chal­lenges and pit­falls

With a large span of con­trol, man­agers may lose track of their em­ploy­ees with­out the right sys­tems in place. Man­agers must also make time to pay at­ten­tion to all their team mem­bers, han­dle griev­ances in a timely man­ner, and hold reg­u­lar feed­back ses­sions to en­sure healthy and per­son­al­ized in­ter­ac­tions.

A flat struc­ture also cre­ates am­bi­gu­ity and con­fu­sion— in­di­vid­u­als may not be clear about their own as well as other em­ploy­ees’ roles. Power cen­ters may emerge based on in­di­vid­ual per­son­al­i­ties or cliques within teams. These can go un­de­tected and cause harm to the or­ga­ni­za­tion.

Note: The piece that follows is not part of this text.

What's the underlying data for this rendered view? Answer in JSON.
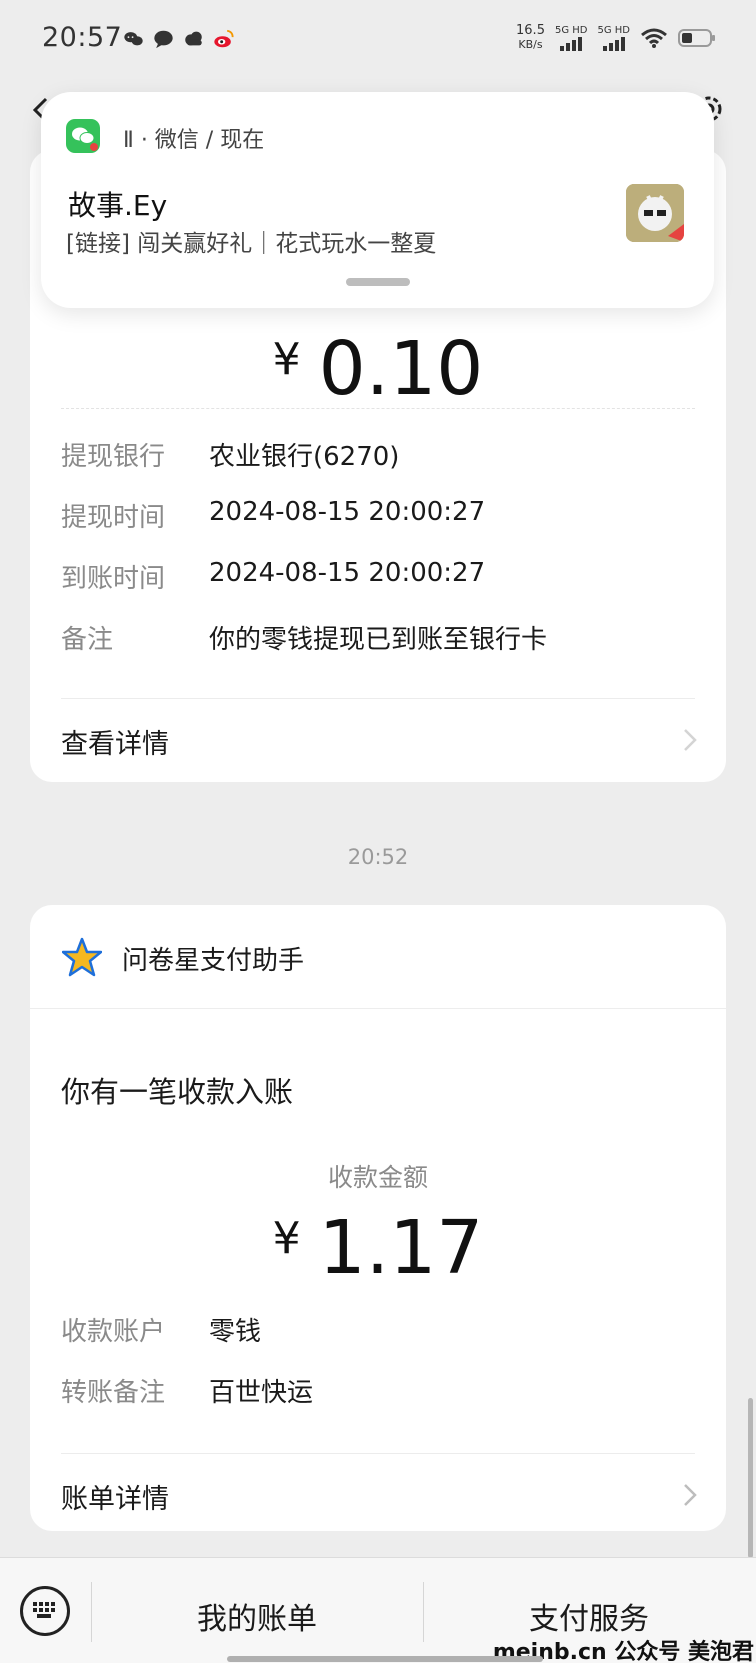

Man­ag­ing the as­pi­ra­tions of em­ploy­ees can be an­other big chal­lenge. With fewer ti­tles, there are fewer op­por­tu­ni­ties to pro­mote em­ploy­ees. Apart from salary hikes, good em­ploy­ees would also have ca­reer as­pi­ra­tions and may look out­side for their next role if they be­lieve their ef­forts should be re­warded with a move up the lad­der. Hence to re­tain top ta­lent, it is im­por­tant that a flat or­ga­ni­za­tion is able to of­fer value to em­ploy­ees by giv­ing them greater re­spon­si­bil­i­ties and big­ger roles.

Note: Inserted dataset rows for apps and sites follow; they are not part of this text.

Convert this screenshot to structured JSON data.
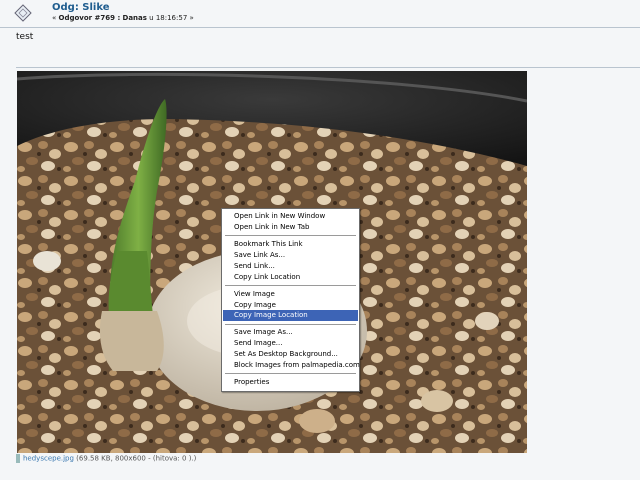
{
  "post": {
    "title": "Odg: Slike",
    "meta_prefix": "« ",
    "reply_label": "Odgovor #769 :",
    "author": "Danas",
    "time_prefix": " u ",
    "time": "18:16:57",
    "meta_suffix": " »",
    "body": "test"
  },
  "image": {
    "filename": "hedyscepe.jpg",
    "info": " (69.58 KB, 800x600 - (hitova: 0 ).)"
  },
  "context_menu": {
    "items": [
      {
        "label": "Open Link in New Window"
      },
      {
        "label": "Open Link in New Tab"
      },
      {
        "label": "Bookmark This Link"
      },
      {
        "label": "Save Link As..."
      },
      {
        "label": "Send Link..."
      },
      {
        "label": "Copy Link Location"
      },
      {
        "label": "View Image"
      },
      {
        "label": "Copy Image"
      },
      {
        "label": "Copy Image Location",
        "highlighted": true
      },
      {
        "label": "Save Image As..."
      },
      {
        "label": "Send Image..."
      },
      {
        "label": "Set As Desktop Background..."
      },
      {
        "label": "Block Images from palmapedia.com"
      },
      {
        "label": "Properties"
      }
    ],
    "highlight_color": "#3d64b6"
  },
  "colors": {
    "title": "#1f5d8f",
    "link": "#3a78b0"
  }
}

There are many mer­its and de-mer­its in a flat struc­ture. It is im­por­tant for lead­ers to take the de­ci­sion on how they would struc­ture their or­ga­ni­za­tion based on their busi­ness ob­jec­tives, mar­ket dy­nam­ics, and in­her­ent strengths.

Hav­ing a say or know­ing how they con­trib­ute to the suc­cess of the or­ga­ni­za­tion make em­ploy­ees feel more em­pow­ered and open to shar­ing new ideas.

ex­hibit 01

Newspapers in English

Newspapers from India

© PressReader. All rights reserved.